But even though she wasn’t competing, she got a part-time job as a tennis coach at a high school in London where she taught three times a week, along with holding a regular job in the accounts department at the Pakistan High Commission. “So you see, I never said a complete goodbye to sports,” she, the mother of three sons and grandmother of six (three boys and three girls), says, who learned to cook only after the birth of her children.
Working in the official capacity, she was manager of the Pakistan RCD Games women’s team that returned with nine medals from Iran in 1976.
Two years later, in 1978, she set up the Pakistan Women’s Cricket Association (PWCA) on the suggestion of her brother and cousin. “We started with an announcement for trials in the press for which some 500 girls showed up. The best ones from them were selected and called to attend camp. We had the Lahore College ground at our disposal already and thanks to the current Pakistan Cricket Board (PCB) Chairman Ijaz Butt and his sister-in-law, the former Women’s Wing Chairperson (late) Shirin Javed, I also got a Pakistan shoe company as our main sponsors,” she says.
“I made Shirin my association president and Bushra Aitzaz its chairperson. 33 years on, these people, with the exception of dear Shirin, are still very much around serving the sport,” she adds.
Living a retired life now, Tahira says that she hardly steps out of the house unless she is invited to grace a sports event and prefers to spend her time in prayer. An old tennis hamstring injury has also started acting up now and keeps her from much activity. The many medals that she won lie packed in a carton in her son’s garage.

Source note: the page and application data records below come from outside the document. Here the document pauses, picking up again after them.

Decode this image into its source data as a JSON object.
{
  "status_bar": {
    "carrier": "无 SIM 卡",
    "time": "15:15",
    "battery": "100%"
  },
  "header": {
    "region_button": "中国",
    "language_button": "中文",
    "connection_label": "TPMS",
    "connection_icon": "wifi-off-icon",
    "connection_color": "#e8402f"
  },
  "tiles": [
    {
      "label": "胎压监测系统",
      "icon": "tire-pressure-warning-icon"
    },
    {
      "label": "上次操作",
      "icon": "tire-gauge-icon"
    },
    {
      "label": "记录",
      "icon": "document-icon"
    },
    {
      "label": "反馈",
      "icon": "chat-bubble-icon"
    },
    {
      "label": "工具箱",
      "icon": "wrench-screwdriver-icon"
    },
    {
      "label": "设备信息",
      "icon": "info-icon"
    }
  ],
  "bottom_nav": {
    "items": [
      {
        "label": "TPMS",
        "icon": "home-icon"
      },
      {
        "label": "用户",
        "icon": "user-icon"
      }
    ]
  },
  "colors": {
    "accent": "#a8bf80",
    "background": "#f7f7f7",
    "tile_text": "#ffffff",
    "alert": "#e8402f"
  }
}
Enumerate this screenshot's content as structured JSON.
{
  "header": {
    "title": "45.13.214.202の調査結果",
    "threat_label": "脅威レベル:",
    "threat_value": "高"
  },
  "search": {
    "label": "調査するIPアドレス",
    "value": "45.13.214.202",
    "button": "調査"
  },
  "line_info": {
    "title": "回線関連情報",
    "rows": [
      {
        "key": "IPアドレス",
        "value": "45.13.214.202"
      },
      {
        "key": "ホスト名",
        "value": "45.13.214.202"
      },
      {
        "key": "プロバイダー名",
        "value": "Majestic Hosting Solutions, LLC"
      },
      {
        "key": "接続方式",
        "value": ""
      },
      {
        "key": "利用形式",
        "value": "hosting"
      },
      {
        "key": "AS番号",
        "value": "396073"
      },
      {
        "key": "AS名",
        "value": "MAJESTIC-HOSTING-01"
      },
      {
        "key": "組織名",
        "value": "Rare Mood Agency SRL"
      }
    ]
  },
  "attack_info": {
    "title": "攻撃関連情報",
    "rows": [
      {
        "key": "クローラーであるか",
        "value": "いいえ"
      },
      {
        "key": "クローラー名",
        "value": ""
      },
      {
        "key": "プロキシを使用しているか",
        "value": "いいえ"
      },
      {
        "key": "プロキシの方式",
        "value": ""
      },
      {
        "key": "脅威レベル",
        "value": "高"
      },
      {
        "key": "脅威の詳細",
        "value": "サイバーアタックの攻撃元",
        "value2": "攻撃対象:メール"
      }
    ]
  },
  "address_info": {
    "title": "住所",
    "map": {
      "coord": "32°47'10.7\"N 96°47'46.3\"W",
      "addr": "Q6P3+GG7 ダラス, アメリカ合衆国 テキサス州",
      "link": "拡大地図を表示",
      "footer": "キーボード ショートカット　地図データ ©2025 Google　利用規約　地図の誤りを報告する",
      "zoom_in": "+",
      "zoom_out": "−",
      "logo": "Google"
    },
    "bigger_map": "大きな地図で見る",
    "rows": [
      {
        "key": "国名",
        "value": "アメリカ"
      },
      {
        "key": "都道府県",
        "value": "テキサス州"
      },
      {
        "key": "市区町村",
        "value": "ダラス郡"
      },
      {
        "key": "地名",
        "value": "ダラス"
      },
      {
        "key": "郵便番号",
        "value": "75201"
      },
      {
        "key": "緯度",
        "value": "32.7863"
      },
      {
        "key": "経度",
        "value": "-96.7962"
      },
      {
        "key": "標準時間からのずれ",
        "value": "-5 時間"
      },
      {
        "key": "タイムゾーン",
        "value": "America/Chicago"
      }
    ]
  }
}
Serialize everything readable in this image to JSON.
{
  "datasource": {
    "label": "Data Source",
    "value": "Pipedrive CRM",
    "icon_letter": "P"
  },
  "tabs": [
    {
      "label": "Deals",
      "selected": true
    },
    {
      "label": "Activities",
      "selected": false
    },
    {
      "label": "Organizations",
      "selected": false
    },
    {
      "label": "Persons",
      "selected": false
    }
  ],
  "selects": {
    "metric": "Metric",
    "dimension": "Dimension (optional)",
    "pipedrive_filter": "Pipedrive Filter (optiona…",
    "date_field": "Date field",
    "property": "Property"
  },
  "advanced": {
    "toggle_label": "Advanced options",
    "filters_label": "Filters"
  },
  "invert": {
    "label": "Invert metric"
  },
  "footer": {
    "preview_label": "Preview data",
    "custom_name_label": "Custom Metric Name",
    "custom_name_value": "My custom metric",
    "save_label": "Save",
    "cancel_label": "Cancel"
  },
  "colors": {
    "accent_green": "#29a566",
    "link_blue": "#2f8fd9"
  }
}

Still, it is not easy to forget her contributions and achievements in the world of sports. Today her blown-up pictures grace the walls of Jinnah Stadium in Islamabad. The International Cricket Council (ICC), too, honoured her with a commemorative medal at the National Stadium Karachi last year. The event was attended by her entire family including the grandchildren, two of whom happen to be good football players. So even though none of her sons took up sports professionally, there is hope yet for the third generation, or fourth if you are counting from her father.